On a Saturday at the end of June, he and I entered the building’s elevator at the same time, on the way up to the 12th floor where we worked. That’s when I broke the silence. “What is going on with us?” I asked him in Mandarin Chinese. “I really can’t take the way things are. Where is our relationship?” Tears streamed down my face as I spoke, and saw his face hardening with every word. “I can’t understand you,” he said, pushing me aside as he walked out of the elevator, and away from me.
I can’t understand you. Maybe he had never understood me. And maybe that’s why Caroline had later told me “You need to be careful who you date.” Caroline had two expressions — a serious one, which could mask any number of emotions, and a giggly one, where she often covered her face with her hand. This was serious.
Caroline had the right to approach me about my errors — because I approached her about errors almost every day. Since early May, the company had asked me to evaluate and assist the translators, and I had begun to work together with Caroline and three others — including John. But by the end of June, I stayed longer and longer. It wasn’t because they had more errors. It was because of my errors, the mistakes I’d made in this stuffy, dying relationship I faced every day. I had to sit next to my error, and I couldn’t stand the heat. It was too men.
So now, I sat on a men train heading to Yiwu, because Caroline invited John and I to go to her hometown. At first, I thought I was just heading away from the pain, from Frank, for a weekend of fun with friends. But, really, I had one true destination on this trip, and it wasn’t Yiwu. It was John, just as Caroline had planned.

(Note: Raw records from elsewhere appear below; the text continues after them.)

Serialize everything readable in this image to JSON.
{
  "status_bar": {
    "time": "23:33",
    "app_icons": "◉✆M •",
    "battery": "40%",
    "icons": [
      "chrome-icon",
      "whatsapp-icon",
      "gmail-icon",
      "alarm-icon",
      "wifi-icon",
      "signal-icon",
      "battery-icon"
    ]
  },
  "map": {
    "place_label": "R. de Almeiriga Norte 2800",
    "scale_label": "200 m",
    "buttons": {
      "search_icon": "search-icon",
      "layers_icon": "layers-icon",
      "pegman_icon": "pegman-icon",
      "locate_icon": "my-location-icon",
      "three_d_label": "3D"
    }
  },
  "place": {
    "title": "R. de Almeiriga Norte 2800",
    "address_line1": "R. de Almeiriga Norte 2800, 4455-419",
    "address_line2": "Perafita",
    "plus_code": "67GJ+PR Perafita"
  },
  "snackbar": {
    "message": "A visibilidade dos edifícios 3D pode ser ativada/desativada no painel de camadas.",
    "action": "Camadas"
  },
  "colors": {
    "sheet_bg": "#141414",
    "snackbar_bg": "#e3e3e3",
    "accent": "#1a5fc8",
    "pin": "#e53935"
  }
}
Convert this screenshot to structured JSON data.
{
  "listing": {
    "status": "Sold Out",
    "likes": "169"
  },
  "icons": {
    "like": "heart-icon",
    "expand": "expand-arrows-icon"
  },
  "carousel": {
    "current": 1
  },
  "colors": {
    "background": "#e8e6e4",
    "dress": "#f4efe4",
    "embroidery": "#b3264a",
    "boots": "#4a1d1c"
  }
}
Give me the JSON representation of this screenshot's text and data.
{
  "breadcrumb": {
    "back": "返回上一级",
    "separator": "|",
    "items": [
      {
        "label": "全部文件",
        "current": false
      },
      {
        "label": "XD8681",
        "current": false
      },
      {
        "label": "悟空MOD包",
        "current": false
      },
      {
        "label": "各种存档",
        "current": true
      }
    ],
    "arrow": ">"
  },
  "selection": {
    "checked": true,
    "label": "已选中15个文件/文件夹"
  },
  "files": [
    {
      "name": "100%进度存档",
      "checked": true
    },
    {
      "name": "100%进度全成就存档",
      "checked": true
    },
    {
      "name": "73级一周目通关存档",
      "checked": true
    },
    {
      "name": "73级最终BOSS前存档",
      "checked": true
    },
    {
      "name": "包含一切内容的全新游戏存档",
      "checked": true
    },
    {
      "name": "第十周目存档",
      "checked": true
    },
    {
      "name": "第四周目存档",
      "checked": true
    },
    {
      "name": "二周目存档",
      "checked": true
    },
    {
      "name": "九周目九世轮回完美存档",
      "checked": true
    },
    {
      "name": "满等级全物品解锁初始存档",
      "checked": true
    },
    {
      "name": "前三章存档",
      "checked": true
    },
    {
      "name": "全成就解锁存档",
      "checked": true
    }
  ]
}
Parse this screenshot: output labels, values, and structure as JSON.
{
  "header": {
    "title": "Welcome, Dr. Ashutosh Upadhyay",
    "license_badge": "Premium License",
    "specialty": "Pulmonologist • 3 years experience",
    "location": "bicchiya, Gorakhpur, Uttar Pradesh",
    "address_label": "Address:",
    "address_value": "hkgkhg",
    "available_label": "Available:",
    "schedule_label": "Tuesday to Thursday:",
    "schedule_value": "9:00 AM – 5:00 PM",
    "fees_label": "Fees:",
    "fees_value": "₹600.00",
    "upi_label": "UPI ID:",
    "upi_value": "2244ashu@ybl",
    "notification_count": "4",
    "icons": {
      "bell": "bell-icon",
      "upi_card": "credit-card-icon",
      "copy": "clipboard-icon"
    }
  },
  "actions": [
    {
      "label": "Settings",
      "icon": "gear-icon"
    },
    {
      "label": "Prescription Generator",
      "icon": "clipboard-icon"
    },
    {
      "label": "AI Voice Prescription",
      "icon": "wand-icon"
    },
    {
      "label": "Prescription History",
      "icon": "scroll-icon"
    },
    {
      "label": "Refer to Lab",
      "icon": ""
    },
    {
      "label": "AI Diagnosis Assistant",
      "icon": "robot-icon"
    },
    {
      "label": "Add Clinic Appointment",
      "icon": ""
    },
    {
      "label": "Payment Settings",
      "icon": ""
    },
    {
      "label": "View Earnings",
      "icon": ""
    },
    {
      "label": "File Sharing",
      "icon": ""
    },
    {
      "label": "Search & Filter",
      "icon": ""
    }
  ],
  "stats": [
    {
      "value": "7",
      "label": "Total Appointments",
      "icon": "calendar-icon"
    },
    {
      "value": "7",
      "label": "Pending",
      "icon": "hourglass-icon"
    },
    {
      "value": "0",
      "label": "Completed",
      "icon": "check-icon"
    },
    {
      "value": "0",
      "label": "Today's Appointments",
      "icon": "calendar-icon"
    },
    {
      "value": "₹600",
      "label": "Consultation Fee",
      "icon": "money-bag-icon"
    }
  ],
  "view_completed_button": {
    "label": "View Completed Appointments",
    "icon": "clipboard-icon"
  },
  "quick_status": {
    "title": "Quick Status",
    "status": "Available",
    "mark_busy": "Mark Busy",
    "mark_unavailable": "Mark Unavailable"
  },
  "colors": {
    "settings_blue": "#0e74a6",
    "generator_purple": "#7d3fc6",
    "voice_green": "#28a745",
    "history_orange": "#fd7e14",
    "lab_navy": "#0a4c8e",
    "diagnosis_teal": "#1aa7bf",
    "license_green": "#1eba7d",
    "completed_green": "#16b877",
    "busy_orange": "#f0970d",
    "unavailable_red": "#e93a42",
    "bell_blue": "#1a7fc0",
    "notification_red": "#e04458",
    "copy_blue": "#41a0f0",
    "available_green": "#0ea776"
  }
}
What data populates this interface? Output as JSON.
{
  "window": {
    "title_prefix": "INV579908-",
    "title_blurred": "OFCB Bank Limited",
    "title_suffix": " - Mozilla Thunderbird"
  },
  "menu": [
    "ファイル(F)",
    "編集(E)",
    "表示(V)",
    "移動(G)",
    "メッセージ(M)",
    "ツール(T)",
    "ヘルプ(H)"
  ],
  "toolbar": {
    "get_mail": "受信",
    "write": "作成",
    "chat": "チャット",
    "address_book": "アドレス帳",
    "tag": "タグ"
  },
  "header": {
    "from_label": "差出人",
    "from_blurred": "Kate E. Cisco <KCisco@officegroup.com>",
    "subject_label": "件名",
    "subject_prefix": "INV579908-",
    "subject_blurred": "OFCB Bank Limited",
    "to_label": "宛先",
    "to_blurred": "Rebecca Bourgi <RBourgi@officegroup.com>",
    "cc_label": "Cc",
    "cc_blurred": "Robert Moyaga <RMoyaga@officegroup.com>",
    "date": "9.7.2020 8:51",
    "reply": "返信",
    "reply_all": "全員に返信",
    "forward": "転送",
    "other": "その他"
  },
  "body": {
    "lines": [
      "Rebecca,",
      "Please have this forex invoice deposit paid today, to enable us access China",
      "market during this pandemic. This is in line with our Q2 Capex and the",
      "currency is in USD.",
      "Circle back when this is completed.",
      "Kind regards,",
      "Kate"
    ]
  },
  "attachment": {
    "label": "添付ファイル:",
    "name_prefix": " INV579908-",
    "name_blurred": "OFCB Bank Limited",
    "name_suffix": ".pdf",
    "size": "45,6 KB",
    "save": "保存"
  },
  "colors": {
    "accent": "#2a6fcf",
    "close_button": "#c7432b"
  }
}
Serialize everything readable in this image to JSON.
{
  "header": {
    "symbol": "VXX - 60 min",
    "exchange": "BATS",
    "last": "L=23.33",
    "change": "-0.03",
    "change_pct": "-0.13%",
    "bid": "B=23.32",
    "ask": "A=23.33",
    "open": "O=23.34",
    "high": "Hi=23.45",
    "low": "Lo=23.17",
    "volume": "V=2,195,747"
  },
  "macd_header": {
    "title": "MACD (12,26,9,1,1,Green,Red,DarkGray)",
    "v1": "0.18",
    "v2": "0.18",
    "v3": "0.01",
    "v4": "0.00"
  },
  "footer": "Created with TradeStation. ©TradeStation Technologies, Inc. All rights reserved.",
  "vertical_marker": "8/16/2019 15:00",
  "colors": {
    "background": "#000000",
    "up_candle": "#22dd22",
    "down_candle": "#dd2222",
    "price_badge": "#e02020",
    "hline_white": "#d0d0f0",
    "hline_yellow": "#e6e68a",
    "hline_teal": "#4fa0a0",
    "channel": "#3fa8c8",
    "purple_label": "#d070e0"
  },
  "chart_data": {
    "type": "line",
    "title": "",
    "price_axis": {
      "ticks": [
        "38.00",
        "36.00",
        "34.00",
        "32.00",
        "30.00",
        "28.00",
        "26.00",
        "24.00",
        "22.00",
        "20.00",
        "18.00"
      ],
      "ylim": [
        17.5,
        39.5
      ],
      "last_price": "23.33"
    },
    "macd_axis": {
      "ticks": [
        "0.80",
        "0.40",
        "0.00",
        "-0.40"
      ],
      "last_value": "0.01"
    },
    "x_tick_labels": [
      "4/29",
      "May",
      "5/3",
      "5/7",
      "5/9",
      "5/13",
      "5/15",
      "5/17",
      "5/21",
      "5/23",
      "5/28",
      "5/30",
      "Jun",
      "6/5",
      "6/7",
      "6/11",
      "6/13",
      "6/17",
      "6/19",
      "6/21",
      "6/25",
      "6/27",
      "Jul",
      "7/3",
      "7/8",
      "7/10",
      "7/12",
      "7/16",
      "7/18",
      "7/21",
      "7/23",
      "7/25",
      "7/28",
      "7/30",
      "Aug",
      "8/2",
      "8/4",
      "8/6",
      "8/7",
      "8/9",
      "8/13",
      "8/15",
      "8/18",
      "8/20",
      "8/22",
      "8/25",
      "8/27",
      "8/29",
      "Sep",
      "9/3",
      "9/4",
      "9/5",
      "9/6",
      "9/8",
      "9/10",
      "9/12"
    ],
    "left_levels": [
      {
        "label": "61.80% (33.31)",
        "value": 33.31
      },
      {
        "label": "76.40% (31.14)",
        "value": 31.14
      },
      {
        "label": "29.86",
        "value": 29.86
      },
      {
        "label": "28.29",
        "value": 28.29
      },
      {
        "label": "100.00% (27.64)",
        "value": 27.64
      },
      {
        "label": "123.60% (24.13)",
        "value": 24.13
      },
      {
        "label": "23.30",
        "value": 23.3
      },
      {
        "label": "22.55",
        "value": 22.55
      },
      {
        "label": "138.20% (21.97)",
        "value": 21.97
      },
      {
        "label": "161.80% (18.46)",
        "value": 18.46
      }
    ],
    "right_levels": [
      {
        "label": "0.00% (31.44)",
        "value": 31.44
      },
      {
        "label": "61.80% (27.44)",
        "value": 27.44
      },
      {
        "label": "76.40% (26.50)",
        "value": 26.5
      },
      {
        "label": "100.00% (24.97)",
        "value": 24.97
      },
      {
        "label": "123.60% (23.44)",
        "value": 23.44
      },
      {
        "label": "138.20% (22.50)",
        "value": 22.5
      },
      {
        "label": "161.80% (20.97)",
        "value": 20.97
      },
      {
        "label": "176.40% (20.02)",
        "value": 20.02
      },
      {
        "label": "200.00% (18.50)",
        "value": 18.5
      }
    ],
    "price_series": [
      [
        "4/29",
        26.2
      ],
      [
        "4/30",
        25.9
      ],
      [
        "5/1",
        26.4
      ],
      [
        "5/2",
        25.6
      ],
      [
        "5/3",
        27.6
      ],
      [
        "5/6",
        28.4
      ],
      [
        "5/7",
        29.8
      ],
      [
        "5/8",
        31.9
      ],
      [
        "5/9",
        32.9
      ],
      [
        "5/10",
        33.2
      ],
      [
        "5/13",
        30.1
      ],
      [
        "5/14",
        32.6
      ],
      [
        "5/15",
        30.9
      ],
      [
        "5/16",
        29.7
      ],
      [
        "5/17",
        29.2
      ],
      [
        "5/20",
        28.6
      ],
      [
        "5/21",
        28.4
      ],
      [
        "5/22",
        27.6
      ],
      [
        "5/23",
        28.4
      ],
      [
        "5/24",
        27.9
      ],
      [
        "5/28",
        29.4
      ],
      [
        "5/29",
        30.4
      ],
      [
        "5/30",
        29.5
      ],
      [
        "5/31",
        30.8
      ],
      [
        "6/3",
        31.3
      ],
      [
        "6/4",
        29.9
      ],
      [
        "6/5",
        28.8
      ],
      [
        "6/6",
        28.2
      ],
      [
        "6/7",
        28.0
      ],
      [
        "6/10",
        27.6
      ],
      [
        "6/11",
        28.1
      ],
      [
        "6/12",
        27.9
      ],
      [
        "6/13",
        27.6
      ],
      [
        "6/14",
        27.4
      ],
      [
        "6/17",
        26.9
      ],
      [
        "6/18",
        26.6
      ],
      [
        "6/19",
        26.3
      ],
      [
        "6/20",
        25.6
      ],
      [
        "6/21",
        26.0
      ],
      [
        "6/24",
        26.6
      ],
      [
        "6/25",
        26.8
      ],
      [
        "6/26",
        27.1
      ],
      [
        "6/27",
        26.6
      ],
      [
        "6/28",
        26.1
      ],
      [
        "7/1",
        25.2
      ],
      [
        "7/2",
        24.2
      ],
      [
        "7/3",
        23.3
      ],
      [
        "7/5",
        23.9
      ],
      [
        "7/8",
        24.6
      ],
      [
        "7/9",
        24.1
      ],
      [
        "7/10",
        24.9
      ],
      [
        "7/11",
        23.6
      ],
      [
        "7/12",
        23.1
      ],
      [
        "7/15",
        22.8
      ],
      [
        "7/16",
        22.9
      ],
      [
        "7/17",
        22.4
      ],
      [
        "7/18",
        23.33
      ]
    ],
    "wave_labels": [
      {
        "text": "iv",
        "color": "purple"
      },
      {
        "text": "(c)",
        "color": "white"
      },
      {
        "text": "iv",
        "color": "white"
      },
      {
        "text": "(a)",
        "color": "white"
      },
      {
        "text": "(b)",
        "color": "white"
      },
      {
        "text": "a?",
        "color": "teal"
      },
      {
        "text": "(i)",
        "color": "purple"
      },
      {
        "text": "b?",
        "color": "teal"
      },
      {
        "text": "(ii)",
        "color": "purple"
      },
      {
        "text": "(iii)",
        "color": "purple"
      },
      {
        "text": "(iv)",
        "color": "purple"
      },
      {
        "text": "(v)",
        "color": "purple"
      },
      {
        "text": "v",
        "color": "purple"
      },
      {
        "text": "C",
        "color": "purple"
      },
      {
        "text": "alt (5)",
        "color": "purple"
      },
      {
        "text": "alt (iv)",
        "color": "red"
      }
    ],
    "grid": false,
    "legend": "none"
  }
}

Have you ever been haunted by a relationship gone wrong in China with a colleague or coworker? Have you ever felt misunderstood in a relationship?
Memoirs of a Yangxifu in China is the story of love, cultural understanding and eventual marriage between one American woman from the city and one Chinese man from the countryside. To read the full series to date, visit the Memoirs of a Yangxifu archives.